Definitely a good suggestion to better improve the definition of a riot, identifying such a riot and it being discrete from the larger protest.
Training has been mentioned a number of times, this seems valid - at the very least police shouldn't be deployed as riot police without any training. My initial thought here is that the existing police budget probably can cover this - and riot policing can be seen to be an additional specialisation that not all police need participate. Something we should think about including in this bill to make it more comprehensive. Símôn Kalimeno (NUP) — Yesterday at 7:40 PM @Klaus Mikaelson I believe I will be removing this bill from the docket as the suggested edits will make it so that the bill will not accomplish its originally intended goal anymore. If anyone would like to use this as a basis for their own bill (as I’ve seen many great suggestions in here), then be my guest. Klaus Mikaelson OP
— Yesterday at 9:22 PM
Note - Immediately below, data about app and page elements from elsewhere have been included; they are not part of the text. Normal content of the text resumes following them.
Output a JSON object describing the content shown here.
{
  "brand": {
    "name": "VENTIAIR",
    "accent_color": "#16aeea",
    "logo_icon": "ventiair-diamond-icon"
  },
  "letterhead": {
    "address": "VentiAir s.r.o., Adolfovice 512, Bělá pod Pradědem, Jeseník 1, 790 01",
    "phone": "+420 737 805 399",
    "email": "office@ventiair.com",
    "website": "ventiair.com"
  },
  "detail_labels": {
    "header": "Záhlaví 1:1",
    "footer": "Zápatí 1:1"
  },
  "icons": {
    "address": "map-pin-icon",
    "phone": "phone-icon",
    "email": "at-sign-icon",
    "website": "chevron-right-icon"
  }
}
Understood, sir. I will leave it here for another day or so, so that assembly members can review it if they so choose. Símôn Kalimeno (NUP) — Yesterday at 9:29 PM Thank you.